Gun Control Bills

Wednesday, April 10, 2013

Gun control has become a hot topic, and I think it’s important that Californians are aware of the many of gun control bills that have been proposed this year.

From my perspective, the tragedies such as those that took place in Aurora, Colorado and at Sandy Hook Elementary School in Connecticut are just heartbreaking. As horrific as they were, those two tragedies have nothing to do with the right of law-abiding citizens to exercise our constitutional rights.

California already has some of the most restrictive gun policies in the nation.  Additionally, most of us recognize that new efforts to limit ammunition purposes or impose new taxes, fees, insurance requirements or other regulatory hoops for gun owners would only really impact law-abiding gun owners.  Criminals obviously don’t care what the law says.  They will continue to break the law while legitimate gun owners will be compelled to navigate a gauntlet of punitive bureaucratic roadblocks and tracked by government agencies in order to exercise our rights.  As they wind their way through the legislative process, you can count on me to be an ardent and passionate opponent of these bills at every turn - and they are numerous.

Assembly Bill 48 (Skinner) would make it illegal to sell tools to modify firearm magazines punishable by up to 6 months in jail. It would also further restrict and track ammunition sales.

Assembly Bill 169 (Dickinson) would strip the ability of law enforcement and other legal owners to sell or transfer guns classified as “unsafe handguns.”

Assembly Bill 500 (Ammiano) would make it illegal for a legal gun owner living with someone prohibited from owning firearms to have an unlocked gun in the house. The bill also increases regulatory requirements for buying and selling firearms.

Assembly Bill 740 (Alejo) would expand the list of crimes that prohibit gun possession to include interfering with emergency personnel on a public safety frequency, selling or transferring a firearm without the services of a licensed dealer, possessing ammunition when prohibited from possessing firearms, or bringing ammunition on school grounds.

Assembly Bill 760 (Dickenson) would place a five-cent tax on every bullet, shell or round sold in California.

Senate Bill 47 (Yee) would redefine banned assault weapon criteria from “high capacity” to “not having a fixed magazine” and update registration requirements to include newly classified weapons.

Senate Bill 53 (De León) would severely limit the ability of gun owners to purchase ammunition by requiring 1) that all ammunition sales be face to face; 2) ammunition must be kept in a secure area that cannot be accessed without the vendor’s help; 3) no purchaser would be allowed to buy ammunition without a permit; and 4) all purchases would be reported to the California Department of Justice.  A violation would constitute a misdemeanor.

Senate Bill 108 (Yee) would make it illegal to own a weapon if it was not in use or being properly stored in a safe or approved gun locking mechanism.

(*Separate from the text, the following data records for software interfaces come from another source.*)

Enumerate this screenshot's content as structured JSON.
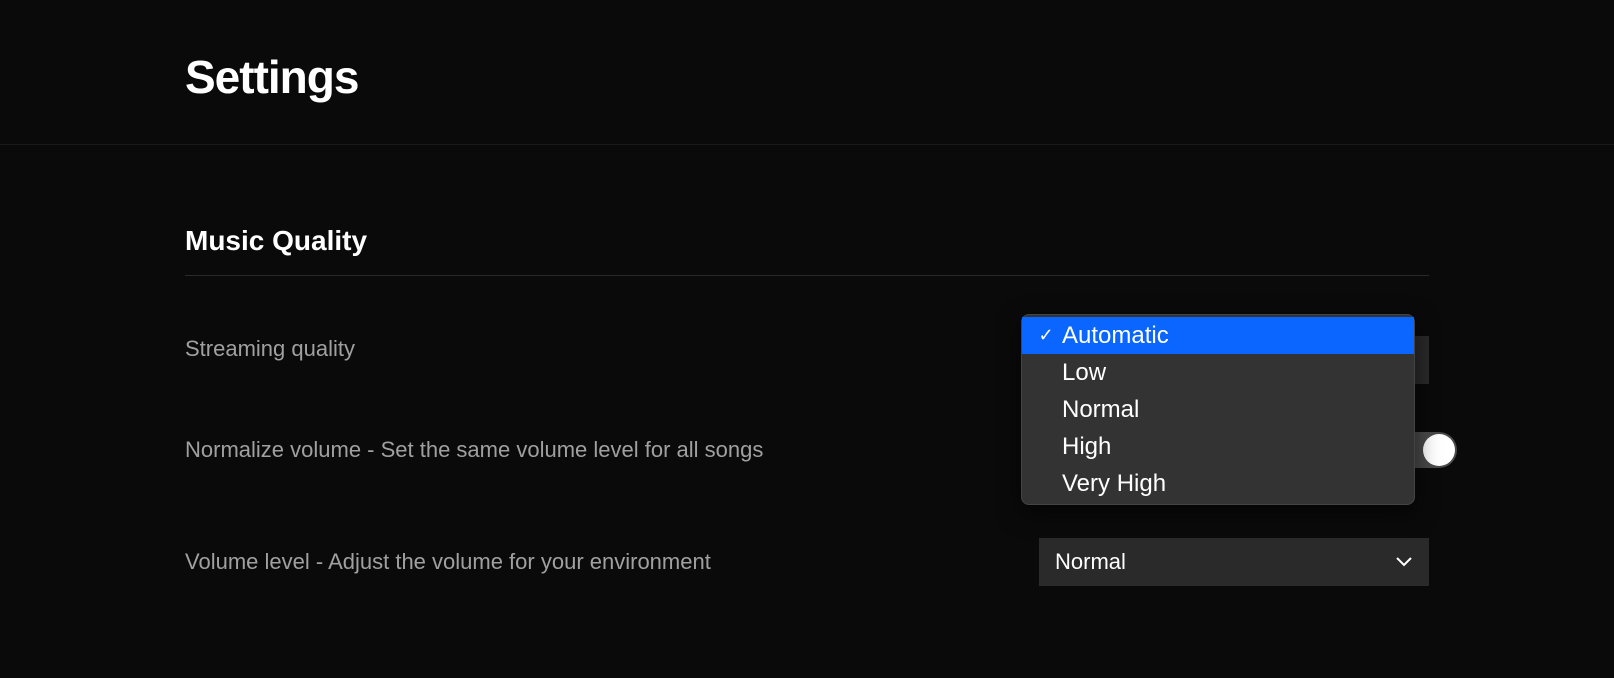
{
  "page": {
    "title": "Settings"
  },
  "section": {
    "title": "Music Quality"
  },
  "streaming_quality": {
    "label": "Streaming quality",
    "selected": "Automatic",
    "options": [
      "Automatic",
      "Low",
      "Normal",
      "High",
      "Very High"
    ]
  },
  "normalize_volume": {
    "label": "Normalize volume - Set the same volume level for all songs"
  },
  "volume_level": {
    "label": "Volume level - Adjust the volume for your environment",
    "selected": "Normal"
  }
}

Senate Bill 293 (DeSaulnier) would require that handguns have an owner-authorized safety mechanism, such as biometric readers or other technologies. It would also make it a misdemeanor to tamper with these devices.

Senate Bill 299 (DeSaulnier) would require victims of gun theft to report the crime within 48 hours or face escalating fees and/or prison time (for multiple offenses).

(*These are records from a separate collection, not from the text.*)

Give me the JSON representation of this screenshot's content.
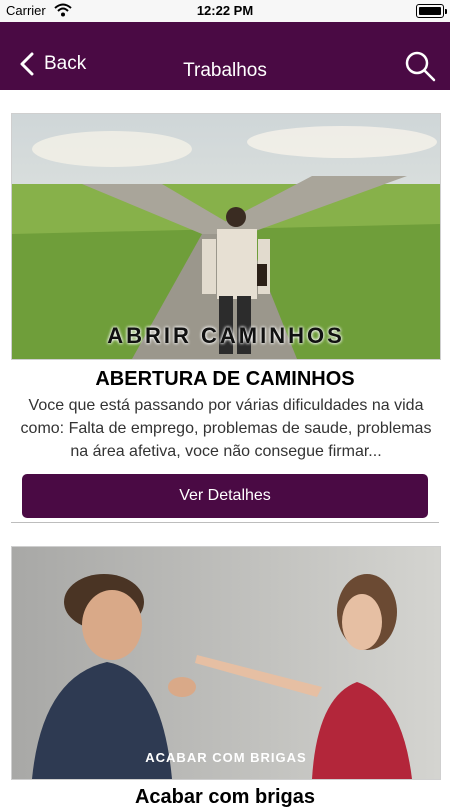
{
  "status_bar": {
    "carrier": "Carrier",
    "time": "12:22 PM"
  },
  "nav": {
    "back_label": "Back",
    "title": "Trabalhos"
  },
  "cards": [
    {
      "image_caption": "ABRIR CAMINHOS",
      "title": "ABERTURA DE CAMINHOS",
      "description": "Voce que está passando por várias dificuldades na vida como: Falta de emprego, problemas de saude, problemas na área afetiva, voce não consegue firmar...",
      "button_label": "Ver Detalhes"
    },
    {
      "image_caption": "ACABAR COM BRIGAS",
      "title": "Acabar com brigas"
    }
  ],
  "colors": {
    "brand": "#4a0a44"
  }
}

Senate Bill 363 (Wright) would make it illegal to have an unlocked gun at home if you are living with an individual prohibited from possessing a firearm. Violation of this law would result in a $1000 fine or a year in jail.

Senate Bill 374 (Steinberg, Hancock, Yee) would redefine and expand the definition of “assault weapon” and include newly classified weapons in existing reporting requirements. The bill would also create a new reporting requirement and a $19 fee per gun reported.

Senate Bill 396 (Hancock) would redefine legal magazines as those only long enough to hold 10 rounds and make it illegal to be in possession of anything exceeding this capacity.

Senate Bill 755 (Wolk) would prohibit individuals convicted of various felonies from possessing a firearm for ten years following a conviction.  Among others, applicable offenses include transferring a firearm without completing the transaction through a licensed firearms dealer, convictions for narcotics or dangerous drugs, or failing to register a firearm.

Although this represents a list of the most offensive gun-related bills, it may not be conclusive.  New language may yet be amended into unrelated bills during the course of the legislative session.  Nevertheless, you can be assured that I will be diligent in defending our Second Amendment rights.  The high ratings I have been given by Gun Owners of California, National Rifle Association and my selection as California Rifle and Pistol Association’s Legislator of the Year for 2013 are simply a reflection of my commitment to our most fundamental rights.

If you are interested, you can access additional bill information including the bill status, text, analyses and vote records from my Senate homepage at